## DIRECTIONS
In the listing below, count the lines with "color" and report only the figure.

## RECORDS FOR THIS TASK
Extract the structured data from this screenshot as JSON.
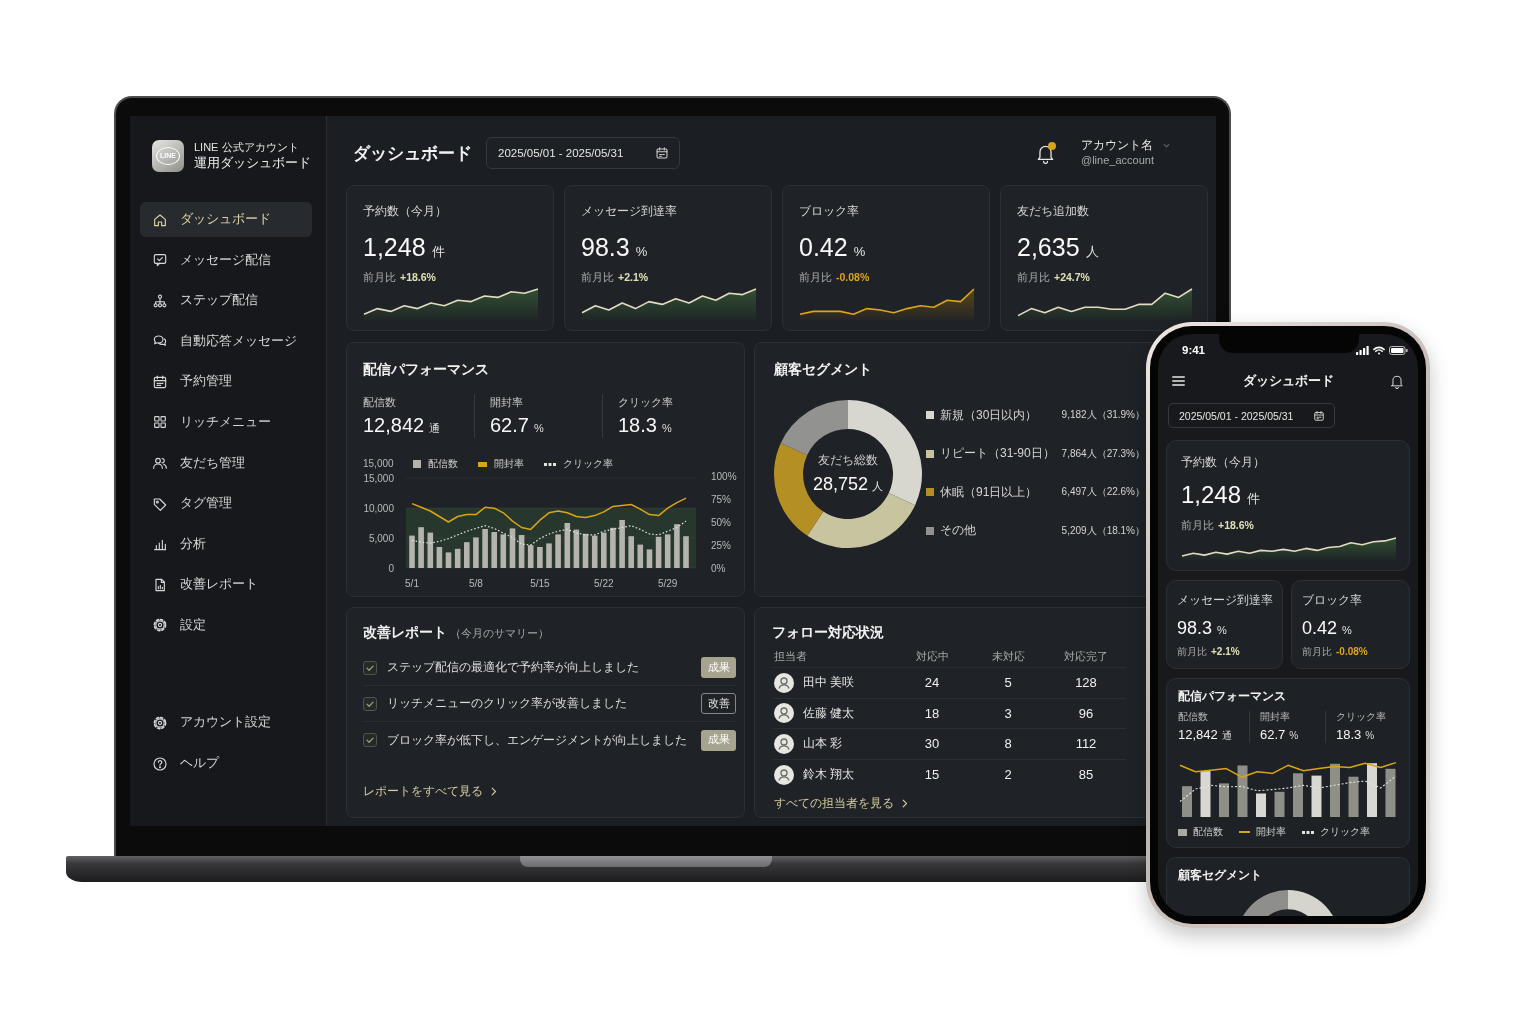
{
  "laptop": {
    "sidebar": {
      "logo": "LINE",
      "brand_line_1": "LINE 公式アカウント",
      "brand_line_2": "運用ダッシュボード",
      "items": [
        {
          "label": "ダッシュボード",
          "selected": true
        },
        {
          "label": "メッセージ配信",
          "selected": false
        },
        {
          "label": "ステップ配信",
          "selected": false
        },
        {
          "label": "自動応答メッセージ",
          "selected": false
        },
        {
          "label": "予約管理",
          "selected": false
        },
        {
          "label": "リッチメニュー",
          "selected": false
        },
        {
          "label": "友だち管理",
          "selected": false
        },
        {
          "label": "タグ管理",
          "selected": false
        },
        {
          "label": "分析",
          "selected": false
        },
        {
          "label": "改善レポート",
          "selected": false
        },
        {
          "label": "設定",
          "selected": false
        }
      ],
      "footer_items": [
        {
          "label": "アカウント設定",
          "selected": false
        },
        {
          "label": "ヘルプ",
          "selected": false
        }
      ]
    },
    "header": {
      "title": "ダッシュボード",
      "date_range": "2025/05/01 - 2025/05/31",
      "notification_unread": true,
      "account_name": "アカウント名",
      "account_handle": "@line_account"
    },
    "kpis": [
      {
        "label": "予約数（今月）",
        "value": "1,248",
        "unit": "件",
        "change_label": "前月比",
        "change": "+18.6%",
        "negative": false
      },
      {
        "label": "メッセージ到達率",
        "value": "98.3",
        "unit": "%",
        "change_label": "前月比",
        "change": "+2.1%",
        "negative": false
      },
      {
        "label": "ブロック率",
        "value": "0.42",
        "unit": "%",
        "change_label": "前月比",
        "change": "-0.08%",
        "negative": true
      },
      {
        "label": "友だち追加数",
        "value": "2,635",
        "unit": "人",
        "change_label": "前月比",
        "change": "+24.7%",
        "negative": false
      }
    ],
    "performance": {
      "title": "配信パフォーマンス",
      "stats": [
        {
          "label": "配信数",
          "value": "12,842",
          "unit": "通"
        },
        {
          "label": "開封率",
          "value": "62.7",
          "unit": "%"
        },
        {
          "label": "クリック率",
          "value": "18.3",
          "unit": "%"
        }
      ],
      "axis_caption": "15,000",
      "chart_data": {
        "type": "bar",
        "legend": "top",
        "categories": [
          "5/1",
          null,
          null,
          null,
          null,
          null,
          null,
          "5/8",
          null,
          null,
          null,
          null,
          null,
          null,
          "5/15",
          null,
          null,
          null,
          null,
          null,
          null,
          "5/22",
          null,
          null,
          null,
          null,
          null,
          null,
          "5/29",
          null,
          null
        ],
        "ylim": [
          0,
          15000
        ],
        "yticks": [
          {
            "value": 0,
            "label": "0"
          },
          {
            "value": 5000,
            "label": "5,000"
          },
          {
            "value": 10000,
            "label": "10,000"
          },
          {
            "value": 15000,
            "label": "15,000"
          }
        ],
        "y2lim": [
          0,
          100
        ],
        "y2ticks": [
          {
            "value": 0,
            "label": "0%"
          },
          {
            "value": 25,
            "label": "25%"
          },
          {
            "value": 50,
            "label": "50%"
          },
          {
            "value": 75,
            "label": "75%"
          },
          {
            "value": 100,
            "label": "100%"
          }
        ],
        "series": [
          {
            "name": "配信数",
            "color": "#b4b4ad",
            "values": [
              5400,
              6800,
              5900,
              3500,
              2600,
              3200,
              4300,
              5100,
              6500,
              6000,
              5600,
              6600,
              5500,
              3800,
              3500,
              4100,
              5600,
              7500,
              6400,
              5700,
              5400,
              5900,
              6700,
              8000,
              5300,
              3900,
              3100,
              5200,
              5600,
              7300,
              5300
            ]
          },
          {
            "name": "開封率",
            "type": "line",
            "axis": "y2",
            "color": "#d9a416",
            "values": [
              70,
              66,
              62,
              56,
              50,
              56,
              58,
              58,
              66,
              65,
              60,
              51,
              44,
              42,
              52,
              60,
              62,
              60,
              56,
              55,
              57,
              61,
              67,
              68,
              69,
              64,
              58,
              57,
              65,
              71,
              76
            ]
          },
          {
            "name": "クリック率",
            "type": "line",
            "axis": "y2",
            "line_style": "dotted",
            "color": "#e4e4de",
            "values": [
              30,
              28,
              27,
              29,
              32,
              36,
              40,
              43,
              46,
              43,
              38,
              33,
              26,
              25,
              32,
              37,
              40,
              42,
              38,
              36,
              36,
              40,
              42,
              44,
              46,
              42,
              37,
              36,
              40,
              44,
              51
            ]
          }
        ]
      }
    },
    "segments": {
      "title": "顧客セグメント",
      "total_label": "友だち総数",
      "total_value": "28,752",
      "total_unit": "人",
      "chart_data": {
        "type": "donut",
        "categories": [
          "新規（30日以内）",
          "リピート（31-90日）",
          "休眠（91日以上）",
          "その他"
        ],
        "values": [
          31.9,
          27.3,
          22.6,
          18.1
        ]
      },
      "legend": [
        {
          "color": "#d8d7cf",
          "reading": "9,182人（31.9%）"
        },
        {
          "color": "#c8c4a0",
          "reading": "7,864人（27.3%）"
        },
        {
          "color": "#b38f24",
          "reading": "6,497人（22.6%）"
        },
        {
          "color": "#929290",
          "reading": "5,209人（18.1%）"
        }
      ]
    },
    "report": {
      "title": "改善レポート",
      "subtitle": "（今月のサマリー）",
      "items": [
        {
          "checked": true,
          "text": "ステップ配信の最適化で予約率が向上しました",
          "tag": "成果",
          "kind": "result"
        },
        {
          "checked": true,
          "text": "リッチメニューのクリック率が改善しました",
          "tag": "改善",
          "kind": "improvement"
        },
        {
          "checked": true,
          "text": "ブロック率が低下し、エンゲージメントが向上しました",
          "tag": "成果",
          "kind": "result"
        }
      ],
      "link": "レポートをすべて見る"
    },
    "follow": {
      "title": "フォロー対応状況",
      "columns": [
        "担当者",
        "対応中",
        "未対応",
        "対応完了"
      ],
      "rows": [
        {
          "cells": [
            "田中 美咲",
            "24",
            "5",
            "128"
          ]
        },
        {
          "cells": [
            "佐藤 健太",
            "18",
            "3",
            "96"
          ]
        },
        {
          "cells": [
            "山本 彩",
            "30",
            "8",
            "112"
          ]
        },
        {
          "cells": [
            "鈴木 翔太",
            "15",
            "2",
            "85"
          ]
        }
      ],
      "link": "すべての担当者を見る"
    }
  },
  "phone": {
    "status_time": "9:41",
    "title": "ダッシュボード",
    "date_range": "2025/05/01 - 2025/05/31",
    "main_kpi": {
      "label": "予約数（今月）",
      "value": "1,248",
      "unit": "件",
      "change_label": "前月比",
      "change": "+18.6%",
      "negative": false
    },
    "kpis": [
      {
        "label": "メッセージ到達率",
        "value": "98.3",
        "unit": "%",
        "change_label": "前月比",
        "change": "+2.1%",
        "negative": false
      },
      {
        "label": "ブロック率",
        "value": "0.42",
        "unit": "%",
        "change_label": "前月比",
        "change": "-0.08%",
        "negative": true
      }
    ],
    "performance": {
      "title": "配信パフォーマンス",
      "stats": [
        {
          "label": "配信数",
          "value": "12,842",
          "unit": "通"
        },
        {
          "label": "開封率",
          "value": "62.7",
          "unit": "%"
        },
        {
          "label": "クリック率",
          "value": "18.3",
          "unit": "%"
        }
      ],
      "legend": [
        {
          "label": "配信数",
          "kind": "bar"
        },
        {
          "label": "開封率",
          "kind": "line"
        },
        {
          "label": "クリック率",
          "kind": "dotted-line"
        }
      ]
    },
    "segments": {
      "title": "顧客セグメント"
    }
  }
}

## RESPONSE AREA
7